Sunday, September 24, 2017

It Will Come

I've wanted to be a therapist from the first time I needed a therapist.

I was eighteen years-old, oblivious to the need for any outside help, swimming in my own denial and invisible shame. I remember arriving to the address, sitting in my car, and being so embarrassed of walking inside. Wanting to crawl out of my own skin and into anyone else's to avoid this appointment, this feeling that there was anything so wrong with me that I had to be here. But I went inside because my attendance was required before I would be allowed to go out-of-state for college.

And I met Jane. Who was kind and gentle and sincere. She didn't push. She didn't prod. She just listened without judgment. She actually affirmed things that were hard or unjust or unfair. She made me feel like I wasn't crazy and I was going to be okay.

Later, I met Teresa.
And Stella.
And Marsha.
And Lynn.
And Katie.

And these women set aside an hour at a time for me. Just for me. To listen. To observe. To notice. To comment. But mostly, just to be with me as I walked my own path.

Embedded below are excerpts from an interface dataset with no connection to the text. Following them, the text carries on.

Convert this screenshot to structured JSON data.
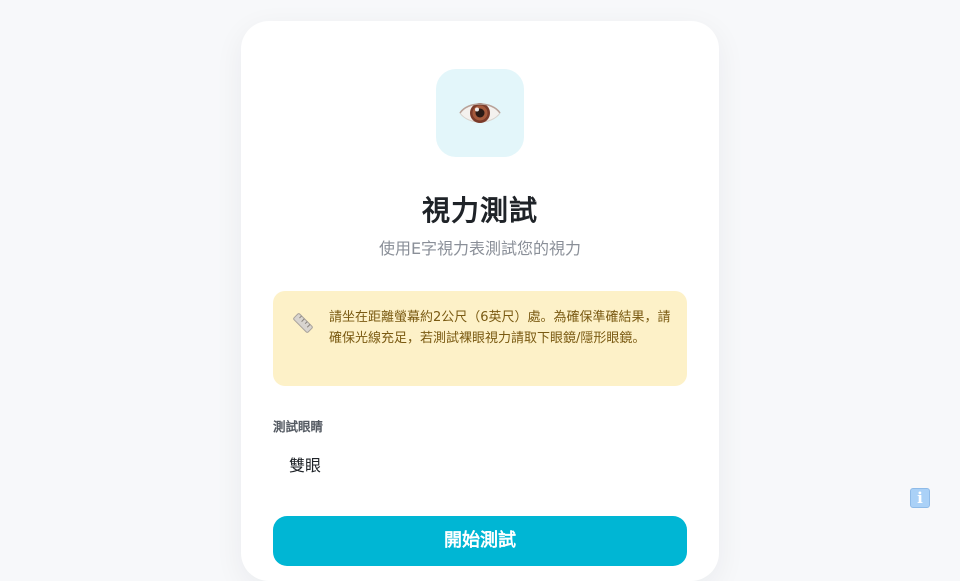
{
  "header": {
    "icon": "eye-icon",
    "title": "視力測試",
    "subtitle": "使用E字視力表測試您的視力"
  },
  "notice": {
    "icon": "ruler-icon",
    "text": "請坐在距離螢幕約2公尺（6英尺）處。為確保準確結果，請確保光線充足，若測試裸眼視力請取下眼鏡/隱形眼鏡。"
  },
  "eye_select": {
    "label": "測試眼睛",
    "value": "雙眼"
  },
  "start_button": {
    "label": "開始測試"
  },
  "info_button": {
    "label": "i"
  },
  "colors": {
    "accent": "#00b6d4",
    "notice_bg": "#fdf1c8",
    "notice_text": "#7a5a12",
    "icon_tile_bg": "#e3f6fa"
  }
}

Therapists are some of the kindest people I know. They are also some of the wisest people I know. They are interesting. They write fascinating books. They seem to have a presence about them that is calm and comforting and safe. And what I gathered from the hours I've spent with therapists, is that you have to be a certain kind of person. Like, in the book The Giver, (or, now that I think about it, Divergent, too), how everyone is given a profession--a purpose--and there's no getting out of it. That's just what you were born to do. And so I imagined "The Therapist" up on a pedestal as some kind of sage for society. A voice of reason. A role unique to their DNA. Like the Dalai Lama. But wearing clogs.

And then, I found out there were schools where you could go to learn to be a therapist! There were places that would allow everyday people like me who really, really wanted to be wise, a chance to be so lucky. A chance to be wise.

But what I've learned in graduate school, and most recently in my internship is that they'll let anybody be a therapist! Within the boundaries of ethics and proper education, it turns out nobody really has wisdom just flowing through their DNA. Therapists will steal your lunch right out of the fridge, cut you off in traffic, and make mistakes just like the rest of us.

Darn it.

So I've found myself asking out of absolute necessity: Well, then what does it mean to be a therapist?
Because now I'm in the other chair.
And I need to know.
Like, yesterday.

If this thing is not something a select-few are born into.
It it's not an elite club.
If therapists don't have a corner on the market in terms of wisdom.
What gives us the nerve to try to be helpful at all?

I find myself wanting more assurance than is available to me. I want a philosophy. A lens.  An outline. A cheat sheet. And when I express this to my supervisors (and just about anyone else who will listen to me), they keep saying the same annoying thing:

"It'll come. 
You know more than you know. 
Trust your intuition."

I know, right?

Apparently, it's less about interventions and theoretical perspectives and inspiring one-liners that clients will stitch onto a throw pillow. What I need to do right now, is exactly what I already know how to do:
Which is to sit.
And listen.
To be present.
And curious.
To be affirming.
And compassionate.

Just like others have done for me.

I trust that the rest will come.